Russian art curators have reportedly led raids on approximately 30 Ukrainian museums since last years invasion, guiding the pilfering of ancient artifacts from the war-torn country.
Across Ukraine, museums have been looted of their famed Scythian artifacts, which were left behind when the Eastern Iranian nomadic people migrated from Central Asia to modern-day Ukraine and Southern Russia between the 7th and 3rd century BC, according to the Sunday Times of London.
The raids have reportedly led to the theft of Scythian ornaments, sculptures, paintings, icons and busts worth millions.
“The orders are coming from someone pretty high up in the Kremlin,” said Sir Antony Beevor, the historian and author of “Russia: Revolution and Civil War” told the Sunday Times. “Putin’s propaganda is that Ukraine as a country doesn’t exist, it’s part of Russia — so they can grab anything they want.”
Others see the raids as a way for Russia to wipe out Ukraine’s cultural identity.

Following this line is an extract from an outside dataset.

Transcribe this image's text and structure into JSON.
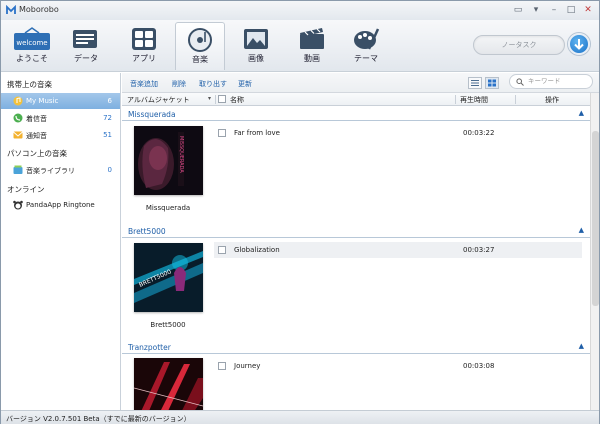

“It’s a deliberate policy to destroy the historical memory of the Ukrainian people,” said Alexsandr Symonenko, a Ukrainian archaeologist and Scythian specialist at Ukraine’s National Academy of Sciences.
The first raid came last March, shortly after Russia’s invasion, when a curator was kidnapped and thousands of pieces of artwork were stolen during the occupation of Mariupol and Melitopol.
Russian troops stole nearly 200 items from the Museum of Local Lore in Melitopol, including multiple 2,300-year-old gold pieces from the Scythian empire, according to the Museums Association.
The objects were reportedly selected by a man in a white coat who broke into the basement of the museum with Russian soldiers and selected what to steal with “long tweezers and special gloves,” said Leila Ibrahimova, the caretaker of the museum.
The largest Russian art heist targeted the Kherson Regional Art Museum where five trucks were used to steal over 15,000 pieces of artwork.
One canvas was too large to take, so it was left at the door, and an ancient cannon was also left behind because it was too heavy to move.
“It felt like I was losing my mind, that I was in a bad dream,” said the museum director, Alina Dotsenko. “It was terribly painful to see it so empty, this museum that was my pride, my love, my life.”